A Female Officer in the Republican Army
Repository: Centro Documental de la Memoria Histórica, Salamanca, Spain
Repository: Causa General
Date Created: 1938-07
Extent: 1 item
The disruption of state structures and the revolutionary situation provoked by the military coup of July 18 provided the opportunity for women to engage in activities that went well beyond those allowed by established gender roles.

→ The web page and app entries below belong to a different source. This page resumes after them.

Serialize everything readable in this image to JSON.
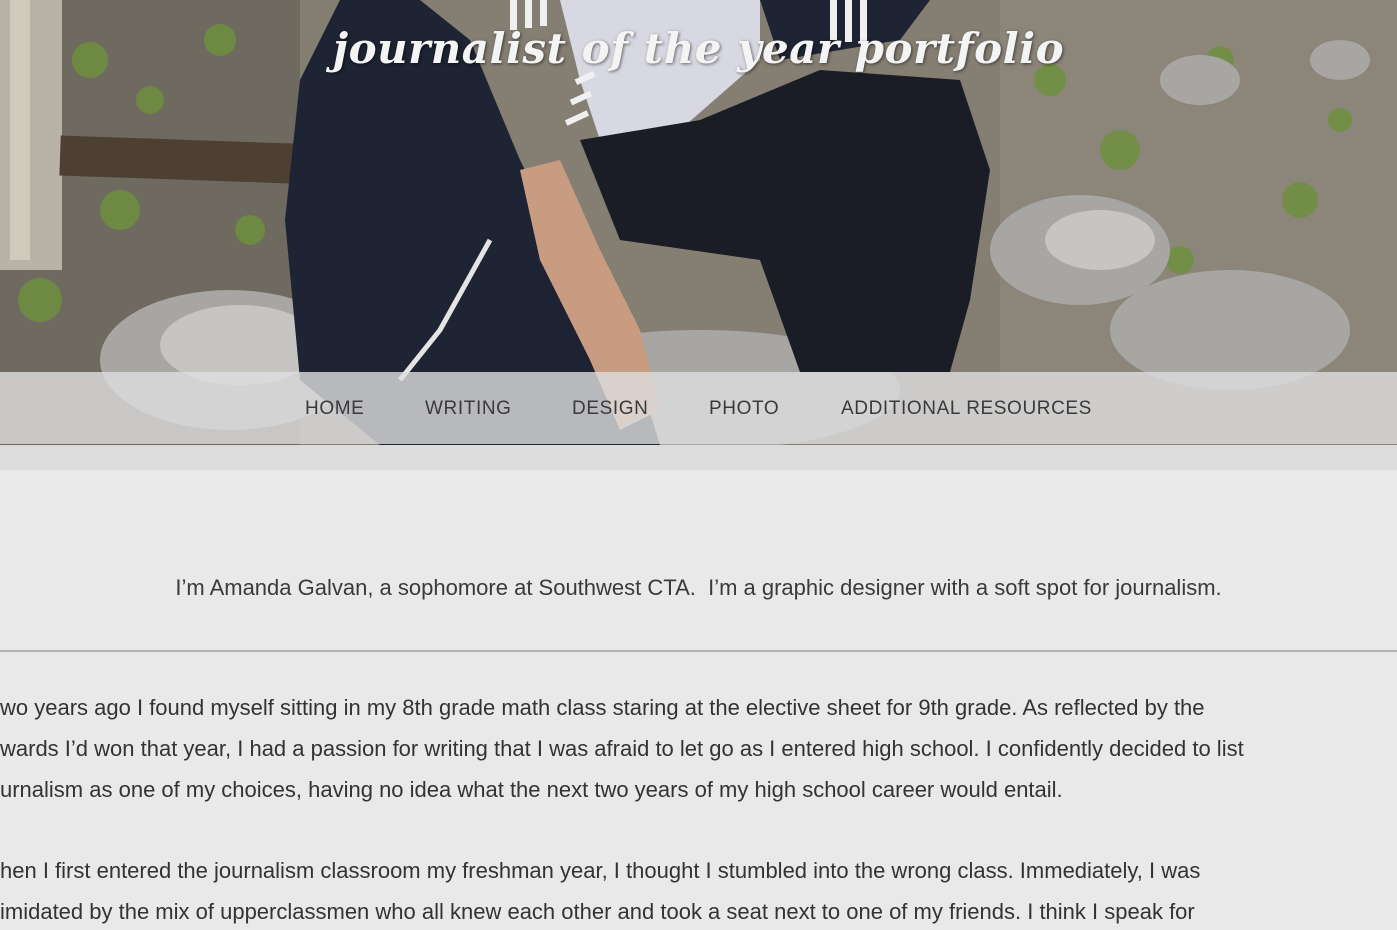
{
  "site": {
    "title": "journalist of the year portfolio"
  },
  "nav": {
    "items": [
      {
        "label": "HOME"
      },
      {
        "label": "WRITING"
      },
      {
        "label": "DESIGN"
      },
      {
        "label": "PHOTO"
      },
      {
        "label": "ADDITIONAL RESOURCES"
      }
    ]
  },
  "content": {
    "intro": "I’m Amanda Galvan, a sophomore at Southwest CTA.  I’m a graphic designer with a soft spot for journalism.",
    "paragraphs": [
      {
        "lines": [
          "wo years ago I found myself sitting in my 8th grade math class staring at the elective sheet for 9th grade. As reflected by the",
          "wards I’d won that year, I had a passion for writing that I was afraid to let go as I entered high school. I confidently decided to list",
          "urnalism as one of my choices, having no idea what the next two years of my high school career would entail."
        ]
      },
      {
        "lines": [
          "hen I first entered the journalism classroom my freshman year, I thought I stumbled into the wrong class. Immediately, I was",
          "imidated by the mix of upperclassmen who all knew each other and took a seat next to one of my friends. I think I speak for"
        ]
      }
    ]
  }
}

The most spectacular was their presence in military units, first in militias attached to unions and political parties and then even in the Popular Army created by the Republic starting in October 1936. This photograph of Encarnación Hernández Luna taken in July 1938 illustrates this phenomenon.
The number of women fighters has yet to be definitively established, although the painstaking research of the Museo Virtual de la Mujer Combatiente (https://www.mujeresenguerra.com/) puts it at a minimum of 3,226 and potentially as high as 7,000. The largest numbers came from Madrid (1152) and Catalonia (1146), but there were also female fighters from all parts of the country, including 188 in the Basque Country.

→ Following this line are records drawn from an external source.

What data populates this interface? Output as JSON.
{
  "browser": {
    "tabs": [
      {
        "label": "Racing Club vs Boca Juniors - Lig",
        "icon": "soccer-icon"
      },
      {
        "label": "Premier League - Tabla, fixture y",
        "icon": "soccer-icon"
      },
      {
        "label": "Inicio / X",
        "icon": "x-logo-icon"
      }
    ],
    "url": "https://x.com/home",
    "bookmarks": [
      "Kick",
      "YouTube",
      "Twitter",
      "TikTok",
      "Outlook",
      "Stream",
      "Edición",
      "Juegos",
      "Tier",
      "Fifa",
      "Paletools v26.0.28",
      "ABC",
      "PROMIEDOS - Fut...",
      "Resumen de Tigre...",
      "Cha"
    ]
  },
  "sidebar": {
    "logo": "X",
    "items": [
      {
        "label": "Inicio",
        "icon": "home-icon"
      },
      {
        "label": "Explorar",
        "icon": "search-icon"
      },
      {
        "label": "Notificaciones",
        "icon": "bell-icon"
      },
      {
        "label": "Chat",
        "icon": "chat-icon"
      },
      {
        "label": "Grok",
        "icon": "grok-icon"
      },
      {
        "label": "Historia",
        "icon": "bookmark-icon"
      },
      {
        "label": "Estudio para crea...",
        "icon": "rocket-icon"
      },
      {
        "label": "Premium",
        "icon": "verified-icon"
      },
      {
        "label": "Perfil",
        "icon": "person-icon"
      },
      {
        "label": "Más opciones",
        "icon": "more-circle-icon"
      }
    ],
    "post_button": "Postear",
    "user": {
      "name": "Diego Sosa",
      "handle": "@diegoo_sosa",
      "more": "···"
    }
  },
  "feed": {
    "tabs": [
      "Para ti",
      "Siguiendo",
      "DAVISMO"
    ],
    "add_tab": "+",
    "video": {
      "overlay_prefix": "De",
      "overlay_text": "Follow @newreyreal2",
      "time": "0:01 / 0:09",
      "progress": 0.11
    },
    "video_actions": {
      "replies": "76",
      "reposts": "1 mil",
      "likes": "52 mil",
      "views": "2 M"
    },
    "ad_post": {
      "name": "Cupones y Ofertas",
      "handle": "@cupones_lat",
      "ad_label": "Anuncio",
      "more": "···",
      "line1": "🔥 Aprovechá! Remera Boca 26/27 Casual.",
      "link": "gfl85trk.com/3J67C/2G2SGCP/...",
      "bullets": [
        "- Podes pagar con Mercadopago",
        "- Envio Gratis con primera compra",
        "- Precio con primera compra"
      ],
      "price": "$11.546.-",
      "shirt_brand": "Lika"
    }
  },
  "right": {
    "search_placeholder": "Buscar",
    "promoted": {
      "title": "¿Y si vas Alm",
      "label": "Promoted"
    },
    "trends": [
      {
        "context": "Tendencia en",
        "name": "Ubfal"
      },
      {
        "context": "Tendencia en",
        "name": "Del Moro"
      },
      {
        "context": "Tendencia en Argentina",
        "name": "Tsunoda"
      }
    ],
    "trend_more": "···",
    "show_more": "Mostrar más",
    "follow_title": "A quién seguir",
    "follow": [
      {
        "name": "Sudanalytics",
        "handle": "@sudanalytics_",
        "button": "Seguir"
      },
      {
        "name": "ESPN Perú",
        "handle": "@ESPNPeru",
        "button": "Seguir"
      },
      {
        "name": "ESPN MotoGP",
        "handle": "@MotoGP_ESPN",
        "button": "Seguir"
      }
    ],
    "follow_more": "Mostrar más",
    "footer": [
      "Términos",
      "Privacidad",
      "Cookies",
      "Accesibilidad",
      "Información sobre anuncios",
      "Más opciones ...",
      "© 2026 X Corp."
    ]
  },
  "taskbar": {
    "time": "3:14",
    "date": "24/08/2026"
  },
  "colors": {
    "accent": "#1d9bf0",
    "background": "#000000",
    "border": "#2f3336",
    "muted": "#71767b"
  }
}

This research also reveals that these women fighters were a much more diverse group than had been believed. The largest group, 33 per cent, was affiliated with the CNT, but the Socialists, Communists, and UGT accounted for over 40 per cent. There were also militia women from other political groups, including Manuel Azaña’s Republican Left and Basque and Catalan nationalist parties. The youngest was 14 and the oldest 67, but more than half were in their twenties, the prime military age for men. They were not all working class but came from many different social backgrounds. There were women with university degrees and women who were illiterate. There were housewives and professionals. There were single women, married women, and divorced women. They were present on every front. Between fifty and seventy-five died in combat and thirty-one more were reported missing in action.
Even the Decree on the Militarization of the Militias of 29 September 1936 that marked the start of the construction of the new Popular Army and set the requirements for recruits as being a man between 20 and 35 years of age did not eliminate all women fighters. At least 360 entered the army. A number became non-commissioned officers, and even officers.
Encarnación Hernández Luna was one of them. Born in Benejama (Alicante), possibly in 1912, she was living in Madrid when the war began. A member of the Communist party, she joined a machine gun unit of the Fifth Regiment of the Madrid militia. She became part of the Popular Amy, was promoted to captain, and served until 1 March 1939 when she crossed into France. From there Hernández Luna went to the Soviet Union where she worked for the Comintern. She later emigrated to Canada, where she died in 2004.